(Beginning of Data for review)

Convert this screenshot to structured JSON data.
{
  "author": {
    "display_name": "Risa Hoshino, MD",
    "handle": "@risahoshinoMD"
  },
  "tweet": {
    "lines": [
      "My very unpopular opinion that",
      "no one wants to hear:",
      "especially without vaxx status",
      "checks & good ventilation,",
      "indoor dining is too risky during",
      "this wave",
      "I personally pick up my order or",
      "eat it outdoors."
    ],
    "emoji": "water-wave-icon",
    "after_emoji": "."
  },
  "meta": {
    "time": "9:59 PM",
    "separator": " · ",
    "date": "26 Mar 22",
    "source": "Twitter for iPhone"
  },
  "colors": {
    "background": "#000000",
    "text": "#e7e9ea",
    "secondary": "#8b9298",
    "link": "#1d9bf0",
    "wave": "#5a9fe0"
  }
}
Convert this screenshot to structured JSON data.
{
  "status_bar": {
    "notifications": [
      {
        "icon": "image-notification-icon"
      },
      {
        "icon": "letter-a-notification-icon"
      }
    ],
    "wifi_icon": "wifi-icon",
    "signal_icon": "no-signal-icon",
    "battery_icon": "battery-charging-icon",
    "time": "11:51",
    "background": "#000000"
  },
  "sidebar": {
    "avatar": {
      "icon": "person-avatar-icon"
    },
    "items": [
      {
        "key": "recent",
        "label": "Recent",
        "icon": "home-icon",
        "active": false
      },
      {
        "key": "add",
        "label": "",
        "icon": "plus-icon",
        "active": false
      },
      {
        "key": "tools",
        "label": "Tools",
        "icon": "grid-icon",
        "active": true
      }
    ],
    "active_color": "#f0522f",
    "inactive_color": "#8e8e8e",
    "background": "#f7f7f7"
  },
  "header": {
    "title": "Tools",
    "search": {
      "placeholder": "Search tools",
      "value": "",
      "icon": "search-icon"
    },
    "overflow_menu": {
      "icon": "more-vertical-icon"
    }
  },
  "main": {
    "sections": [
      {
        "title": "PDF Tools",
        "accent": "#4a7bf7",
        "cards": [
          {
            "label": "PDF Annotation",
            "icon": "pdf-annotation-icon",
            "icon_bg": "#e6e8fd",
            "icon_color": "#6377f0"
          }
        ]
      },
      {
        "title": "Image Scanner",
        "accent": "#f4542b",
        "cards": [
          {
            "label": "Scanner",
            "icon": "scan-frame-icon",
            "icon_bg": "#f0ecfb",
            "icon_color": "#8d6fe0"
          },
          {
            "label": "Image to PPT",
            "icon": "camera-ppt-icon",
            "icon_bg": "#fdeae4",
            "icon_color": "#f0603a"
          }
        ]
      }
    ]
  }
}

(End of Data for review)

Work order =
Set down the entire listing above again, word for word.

Response to this exercise =
Convert this screenshot to structured JSON data.
{
  "author": {
    "display_name": "Risa Hoshino, MD",
    "handle": "@risahoshinoMD"
  },
  "tweet": {
    "lines": [
      "My very unpopular opinion that",
      "no one wants to hear:",
      "especially without vaxx status",
      "checks & good ventilation,",
      "indoor dining is too risky during",
      "this wave",
      "I personally pick up my order or",
      "eat it outdoors."
    ],
    "emoji": "water-wave-icon",
    "after_emoji": "."
  },
  "meta": {
    "time": "9:59 PM",
    "separator": " · ",
    "date": "26 Mar 22",
    "source": "Twitter for iPhone"
  },
  "colors": {
    "background": "#000000",
    "text": "#e7e9ea",
    "secondary": "#8b9298",
    "link": "#1d9bf0",
    "wave": "#5a9fe0"
  }
}
Convert this screenshot to structured JSON data.
{
  "status_bar": {
    "notifications": [
      {
        "icon": "image-notification-icon"
      },
      {
        "icon": "letter-a-notification-icon"
      }
    ],
    "wifi_icon": "wifi-icon",
    "signal_icon": "no-signal-icon",
    "battery_icon": "battery-charging-icon",
    "time": "11:51",
    "background": "#000000"
  },
  "sidebar": {
    "avatar": {
      "icon": "person-avatar-icon"
    },
    "items": [
      {
        "key": "recent",
        "label": "Recent",
        "icon": "home-icon",
        "active": false
      },
      {
        "key": "add",
        "label": "",
        "icon": "plus-icon",
        "active": false
      },
      {
        "key": "tools",
        "label": "Tools",
        "icon": "grid-icon",
        "active": true
      }
    ],
    "active_color": "#f0522f",
    "inactive_color": "#8e8e8e",
    "background": "#f7f7f7"
  },
  "header": {
    "title": "Tools",
    "search": {
      "placeholder": "Search tools",
      "value": "",
      "icon": "search-icon"
    },
    "overflow_menu": {
      "icon": "more-vertical-icon"
    }
  },
  "main": {
    "sections": [
      {
        "title": "PDF Tools",
        "accent": "#4a7bf7",
        "cards": [
          {
            "label": "PDF Annotation",
            "icon": "pdf-annotation-icon",
            "icon_bg": "#e6e8fd",
            "icon_color": "#6377f0"
          }
        ]
      },
      {
        "title": "Image Scanner",
        "accent": "#f4542b",
        "cards": [
          {
            "label": "Scanner",
            "icon": "scan-frame-icon",
            "icon_bg": "#f0ecfb",
            "icon_color": "#8d6fe0"
          },
          {
            "label": "Image to PPT",
            "icon": "camera-ppt-icon",
            "icon_bg": "#fdeae4",
            "icon_color": "#f0603a"
          }
        ]
      }
    ]
  }
}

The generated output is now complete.